What is expected
Pictures aside, repeat all the entries below exactly as they appear.

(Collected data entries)

+--

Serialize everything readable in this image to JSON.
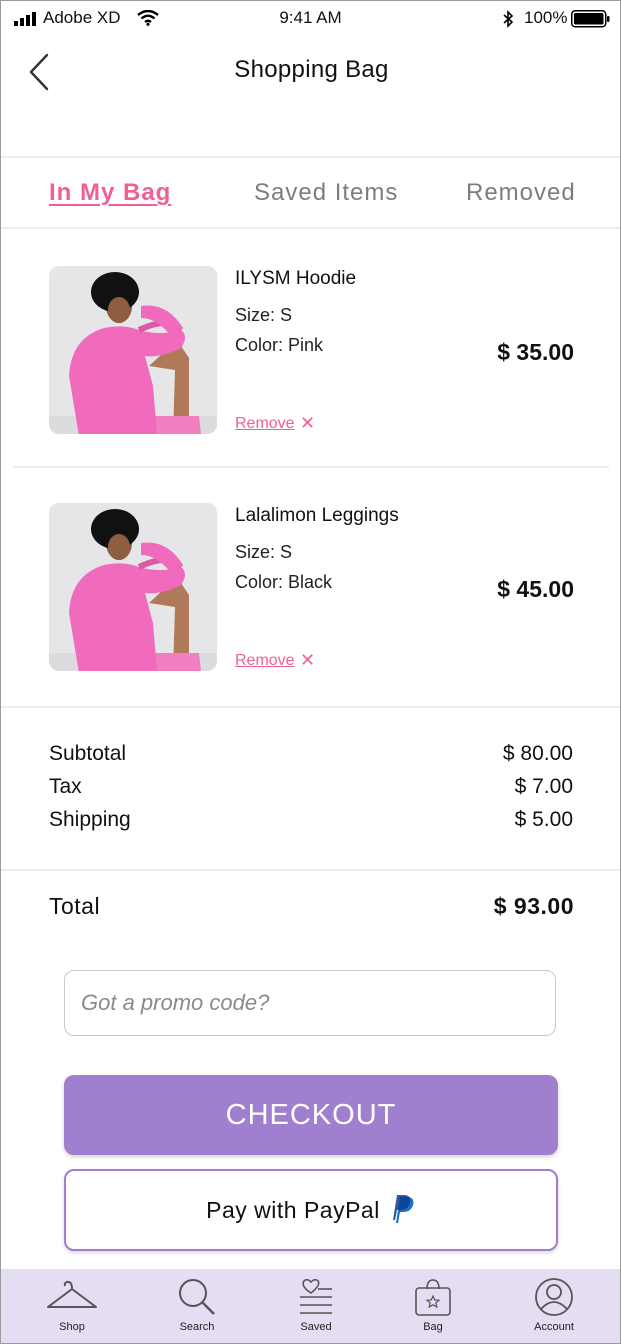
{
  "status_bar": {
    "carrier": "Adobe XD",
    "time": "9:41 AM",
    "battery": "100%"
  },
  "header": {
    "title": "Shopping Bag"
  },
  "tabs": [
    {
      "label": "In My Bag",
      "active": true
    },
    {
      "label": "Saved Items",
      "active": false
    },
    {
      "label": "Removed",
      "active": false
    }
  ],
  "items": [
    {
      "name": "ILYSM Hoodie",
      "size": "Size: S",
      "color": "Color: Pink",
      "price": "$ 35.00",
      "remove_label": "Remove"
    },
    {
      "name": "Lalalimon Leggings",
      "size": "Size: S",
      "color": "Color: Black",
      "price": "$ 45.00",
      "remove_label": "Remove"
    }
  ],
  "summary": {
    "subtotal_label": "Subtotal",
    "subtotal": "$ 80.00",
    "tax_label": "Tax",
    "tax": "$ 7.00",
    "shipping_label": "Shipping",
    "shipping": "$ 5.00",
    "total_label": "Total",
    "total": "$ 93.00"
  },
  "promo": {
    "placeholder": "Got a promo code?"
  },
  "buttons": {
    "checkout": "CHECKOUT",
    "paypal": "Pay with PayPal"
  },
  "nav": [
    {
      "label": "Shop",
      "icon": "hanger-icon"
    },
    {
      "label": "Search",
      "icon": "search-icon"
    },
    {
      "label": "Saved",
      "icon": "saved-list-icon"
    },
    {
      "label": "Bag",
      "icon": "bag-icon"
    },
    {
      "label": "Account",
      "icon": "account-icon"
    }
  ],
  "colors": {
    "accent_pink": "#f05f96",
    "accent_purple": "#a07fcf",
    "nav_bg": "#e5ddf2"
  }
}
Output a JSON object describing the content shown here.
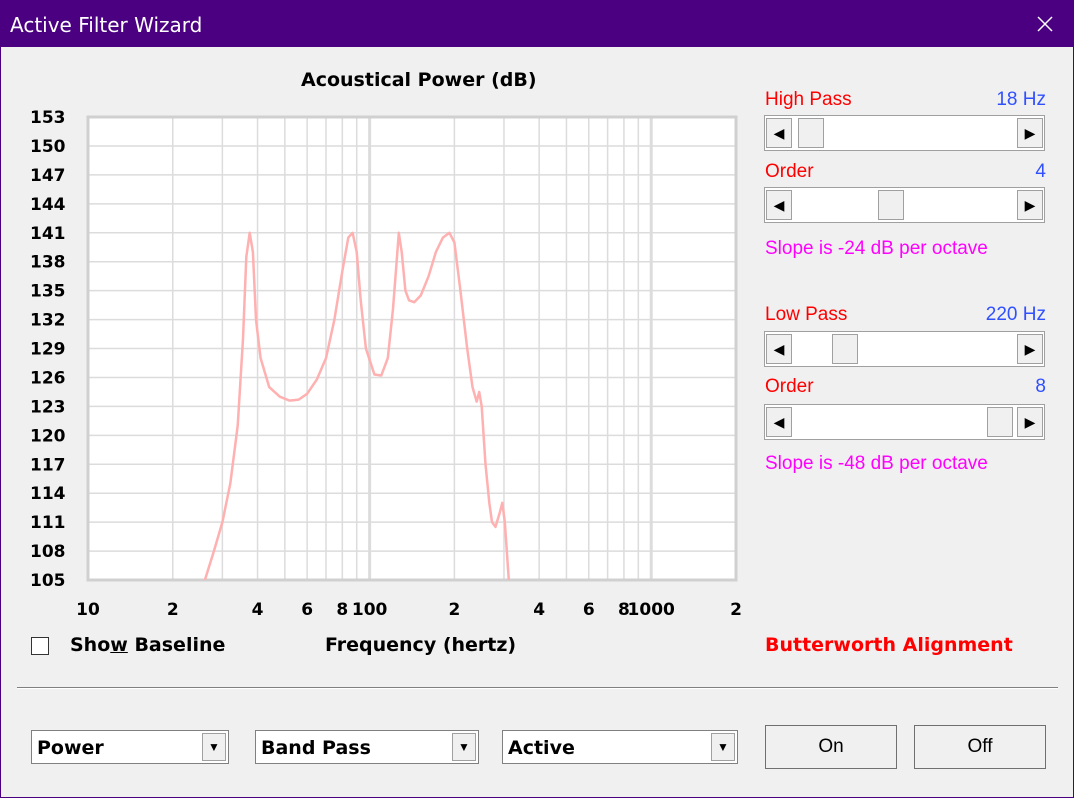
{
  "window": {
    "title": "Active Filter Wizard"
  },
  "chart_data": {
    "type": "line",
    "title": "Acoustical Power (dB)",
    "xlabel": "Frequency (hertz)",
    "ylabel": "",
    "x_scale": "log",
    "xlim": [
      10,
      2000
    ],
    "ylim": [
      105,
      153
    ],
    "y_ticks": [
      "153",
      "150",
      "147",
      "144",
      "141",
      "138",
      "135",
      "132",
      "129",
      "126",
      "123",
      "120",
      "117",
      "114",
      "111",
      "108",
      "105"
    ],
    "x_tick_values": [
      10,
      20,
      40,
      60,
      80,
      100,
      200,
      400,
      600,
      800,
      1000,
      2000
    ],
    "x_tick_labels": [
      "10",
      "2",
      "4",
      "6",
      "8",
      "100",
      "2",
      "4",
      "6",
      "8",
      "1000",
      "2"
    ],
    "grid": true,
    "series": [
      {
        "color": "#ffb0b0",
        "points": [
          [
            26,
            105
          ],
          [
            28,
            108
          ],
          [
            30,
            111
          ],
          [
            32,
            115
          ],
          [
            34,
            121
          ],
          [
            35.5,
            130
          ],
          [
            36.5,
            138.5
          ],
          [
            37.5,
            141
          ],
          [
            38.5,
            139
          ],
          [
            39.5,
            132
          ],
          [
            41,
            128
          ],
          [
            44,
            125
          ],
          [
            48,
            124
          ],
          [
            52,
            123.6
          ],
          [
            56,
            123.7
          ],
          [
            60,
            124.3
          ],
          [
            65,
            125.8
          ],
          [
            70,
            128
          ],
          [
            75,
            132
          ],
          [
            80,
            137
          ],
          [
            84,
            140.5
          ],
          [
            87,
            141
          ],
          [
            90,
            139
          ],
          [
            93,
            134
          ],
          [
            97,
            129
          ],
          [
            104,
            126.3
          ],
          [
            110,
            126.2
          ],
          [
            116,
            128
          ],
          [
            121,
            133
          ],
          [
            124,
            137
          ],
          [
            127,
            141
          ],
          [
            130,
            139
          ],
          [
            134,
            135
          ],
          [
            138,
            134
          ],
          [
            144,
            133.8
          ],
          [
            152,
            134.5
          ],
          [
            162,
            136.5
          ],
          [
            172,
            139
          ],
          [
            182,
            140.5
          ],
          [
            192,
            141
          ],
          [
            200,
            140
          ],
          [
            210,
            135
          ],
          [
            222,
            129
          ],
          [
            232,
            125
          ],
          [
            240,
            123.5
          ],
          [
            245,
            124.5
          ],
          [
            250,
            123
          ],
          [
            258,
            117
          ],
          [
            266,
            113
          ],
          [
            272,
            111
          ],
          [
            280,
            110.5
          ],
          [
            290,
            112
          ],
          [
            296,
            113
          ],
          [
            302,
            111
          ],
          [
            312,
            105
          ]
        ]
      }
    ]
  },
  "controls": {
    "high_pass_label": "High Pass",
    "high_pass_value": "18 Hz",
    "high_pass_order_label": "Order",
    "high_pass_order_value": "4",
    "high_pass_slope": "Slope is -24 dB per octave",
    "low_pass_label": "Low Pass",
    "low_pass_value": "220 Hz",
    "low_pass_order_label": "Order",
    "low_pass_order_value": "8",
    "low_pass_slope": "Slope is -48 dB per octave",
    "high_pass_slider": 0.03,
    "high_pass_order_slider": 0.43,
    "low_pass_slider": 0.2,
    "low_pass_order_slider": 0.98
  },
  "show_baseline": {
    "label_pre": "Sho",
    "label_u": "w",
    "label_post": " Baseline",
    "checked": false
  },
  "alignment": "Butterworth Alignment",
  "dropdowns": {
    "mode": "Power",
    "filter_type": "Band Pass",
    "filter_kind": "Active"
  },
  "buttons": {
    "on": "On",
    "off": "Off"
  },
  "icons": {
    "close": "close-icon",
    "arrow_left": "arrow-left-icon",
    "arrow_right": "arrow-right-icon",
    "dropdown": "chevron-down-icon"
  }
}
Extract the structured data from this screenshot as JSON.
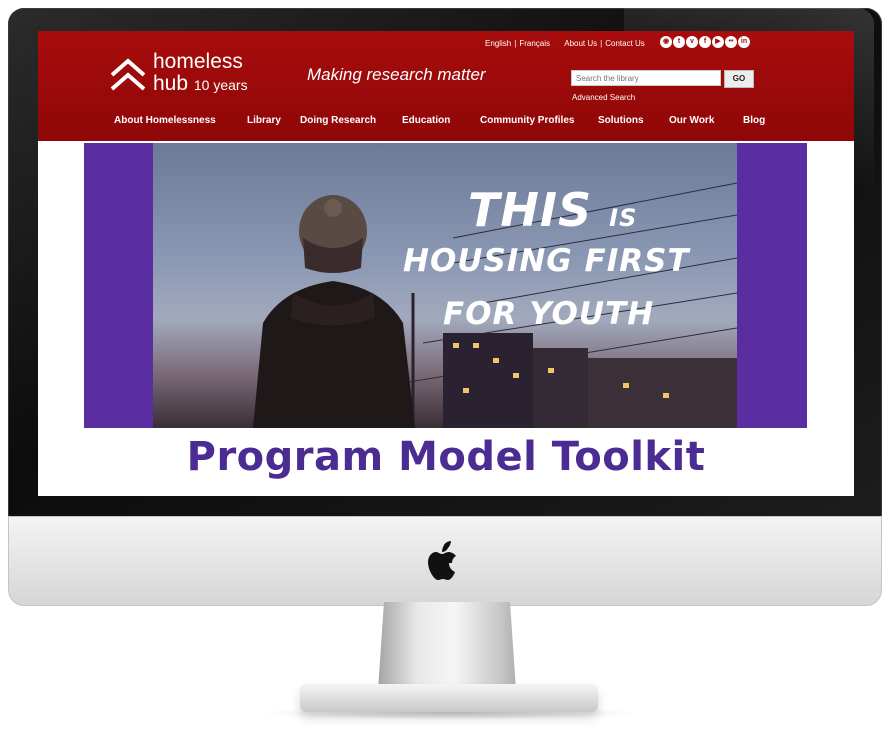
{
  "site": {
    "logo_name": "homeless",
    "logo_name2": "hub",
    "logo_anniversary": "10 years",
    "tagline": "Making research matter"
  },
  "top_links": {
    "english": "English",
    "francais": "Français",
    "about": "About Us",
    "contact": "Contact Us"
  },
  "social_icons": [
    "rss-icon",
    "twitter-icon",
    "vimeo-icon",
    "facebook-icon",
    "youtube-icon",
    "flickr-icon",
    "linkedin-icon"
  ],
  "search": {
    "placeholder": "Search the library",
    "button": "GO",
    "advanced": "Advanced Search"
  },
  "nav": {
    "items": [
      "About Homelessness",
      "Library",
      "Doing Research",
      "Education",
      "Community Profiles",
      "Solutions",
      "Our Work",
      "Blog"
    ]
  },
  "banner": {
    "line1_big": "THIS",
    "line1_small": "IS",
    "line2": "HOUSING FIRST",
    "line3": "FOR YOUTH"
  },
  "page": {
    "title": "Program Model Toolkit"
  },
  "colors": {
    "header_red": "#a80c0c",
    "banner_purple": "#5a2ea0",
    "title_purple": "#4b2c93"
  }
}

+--

Exercise result
Serialize everything readable in this image to JSON.
{
  "status_bar": {
    "carrier": "Adobe XD",
    "time": "9:41 AM",
    "battery": "100%"
  },
  "header": {
    "title": "Shopping Bag"
  },
  "tabs": [
    {
      "label": "In My Bag",
      "active": true
    },
    {
      "label": "Saved Items",
      "active": false
    },
    {
      "label": "Removed",
      "active": false
    }
  ],
  "items": [
    {
      "name": "ILYSM Hoodie",
      "size": "Size: S",
      "color": "Color: Pink",
      "price": "$ 35.00",
      "remove_label": "Remove"
    },
    {
      "name": "Lalalimon Leggings",
      "size": "Size: S",
      "color": "Color: Black",
      "price": "$ 45.00",
      "remove_label": "Remove"
    }
  ],
  "summary": {
    "subtotal_label": "Subtotal",
    "subtotal": "$ 80.00",
    "tax_label": "Tax",
    "tax": "$ 7.00",
    "shipping_label": "Shipping",
    "shipping": "$ 5.00",
    "total_label": "Total",
    "total": "$ 93.00"
  },
  "promo": {
    "placeholder": "Got a promo code?"
  },
  "buttons": {
    "checkout": "CHECKOUT",
    "paypal": "Pay with PayPal"
  },
  "nav": [
    {
      "label": "Shop",
      "icon": "hanger-icon"
    },
    {
      "label": "Search",
      "icon": "search-icon"
    },
    {
      "label": "Saved",
      "icon": "saved-list-icon"
    },
    {
      "label": "Bag",
      "icon": "bag-icon"
    },
    {
      "label": "Account",
      "icon": "account-icon"
    }
  ],
  "colors": {
    "accent_pink": "#f05f96",
    "accent_purple": "#a07fcf",
    "nav_bg": "#e5ddf2"
  }
}
Output a JSON object describing the content shown here.
{
  "window": {
    "title": "Active Filter Wizard"
  },
  "chart_data": {
    "type": "line",
    "title": "Acoustical Power (dB)",
    "xlabel": "Frequency (hertz)",
    "ylabel": "",
    "x_scale": "log",
    "xlim": [
      10,
      2000
    ],
    "ylim": [
      105,
      153
    ],
    "y_ticks": [
      "153",
      "150",
      "147",
      "144",
      "141",
      "138",
      "135",
      "132",
      "129",
      "126",
      "123",
      "120",
      "117",
      "114",
      "111",
      "108",
      "105"
    ],
    "x_tick_values": [
      10,
      20,
      40,
      60,
      80,
      100,
      200,
      400,
      600,
      800,
      1000,
      2000
    ],
    "x_tick_labels": [
      "10",
      "2",
      "4",
      "6",
      "8",
      "100",
      "2",
      "4",
      "6",
      "8",
      "1000",
      "2"
    ],
    "grid": true,
    "series": [
      {
        "color": "#ffb0b0",
        "points": [
          [
            26,
            105
          ],
          [
            28,
            108
          ],
          [
            30,
            111
          ],
          [
            32,
            115
          ],
          [
            34,
            121
          ],
          [
            35.5,
            130
          ],
          [
            36.5,
            138.5
          ],
          [
            37.5,
            141
          ],
          [
            38.5,
            139
          ],
          [
            39.5,
            132
          ],
          [
            41,
            128
          ],
          [
            44,
            125
          ],
          [
            48,
            124
          ],
          [
            52,
            123.6
          ],
          [
            56,
            123.7
          ],
          [
            60,
            124.3
          ],
          [
            65,
            125.8
          ],
          [
            70,
            128
          ],
          [
            75,
            132
          ],
          [
            80,
            137
          ],
          [
            84,
            140.5
          ],
          [
            87,
            141
          ],
          [
            90,
            139
          ],
          [
            93,
            134
          ],
          [
            97,
            129
          ],
          [
            104,
            126.3
          ],
          [
            110,
            126.2
          ],
          [
            116,
            128
          ],
          [
            121,
            133
          ],
          [
            124,
            137
          ],
          [
            127,
            141
          ],
          [
            130,
            139
          ],
          [
            134,
            135
          ],
          [
            138,
            134
          ],
          [
            144,
            133.8
          ],
          [
            152,
            134.5
          ],
          [
            162,
            136.5
          ],
          [
            172,
            139
          ],
          [
            182,
            140.5
          ],
          [
            192,
            141
          ],
          [
            200,
            140
          ],
          [
            210,
            135
          ],
          [
            222,
            129
          ],
          [
            232,
            125
          ],
          [
            240,
            123.5
          ],
          [
            245,
            124.5
          ],
          [
            250,
            123
          ],
          [
            258,
            117
          ],
          [
            266,
            113
          ],
          [
            272,
            111
          ],
          [
            280,
            110.5
          ],
          [
            290,
            112
          ],
          [
            296,
            113
          ],
          [
            302,
            111
          ],
          [
            312,
            105
          ]
        ]
      }
    ]
  },
  "controls": {
    "high_pass_label": "High Pass",
    "high_pass_value": "18 Hz",
    "high_pass_order_label": "Order",
    "high_pass_order_value": "4",
    "high_pass_slope": "Slope is -24 dB per octave",
    "low_pass_label": "Low Pass",
    "low_pass_value": "220 Hz",
    "low_pass_order_label": "Order",
    "low_pass_order_value": "8",
    "low_pass_slope": "Slope is -48 dB per octave",
    "high_pass_slider": 0.03,
    "high_pass_order_slider": 0.43,
    "low_pass_slider": 0.2,
    "low_pass_order_slider": 0.98
  },
  "show_baseline": {
    "label_pre": "Sho",
    "label_u": "w",
    "label_post": " Baseline",
    "checked": false
  },
  "alignment": "Butterworth Alignment",
  "dropdowns": {
    "mode": "Power",
    "filter_type": "Band Pass",
    "filter_kind": "Active"
  },
  "buttons": {
    "on": "On",
    "off": "Off"
  },
  "icons": {
    "close": "close-icon",
    "arrow_left": "arrow-left-icon",
    "arrow_right": "arrow-right-icon",
    "dropdown": "chevron-down-icon"
  }
}
Extract the structured data from this screenshot as JSON.
{
  "site": {
    "logo_name": "homeless",
    "logo_name2": "hub",
    "logo_anniversary": "10 years",
    "tagline": "Making research matter"
  },
  "top_links": {
    "english": "English",
    "francais": "Français",
    "about": "About Us",
    "contact": "Contact Us"
  },
  "social_icons": [
    "rss-icon",
    "twitter-icon",
    "vimeo-icon",
    "facebook-icon",
    "youtube-icon",
    "flickr-icon",
    "linkedin-icon"
  ],
  "search": {
    "placeholder": "Search the library",
    "button": "GO",
    "advanced": "Advanced Search"
  },
  "nav": {
    "items": [
      "About Homelessness",
      "Library",
      "Doing Research",
      "Education",
      "Community Profiles",
      "Solutions",
      "Our Work",
      "Blog"
    ]
  },
  "banner": {
    "line1_big": "THIS",
    "line1_small": "IS",
    "line2": "HOUSING FIRST",
    "line3": "FOR YOUTH"
  },
  "page": {
    "title": "Program Model Toolkit"
  },
  "colors": {
    "header_red": "#a80c0c",
    "banner_purple": "#5a2ea0",
    "title_purple": "#4b2c93"
  }
}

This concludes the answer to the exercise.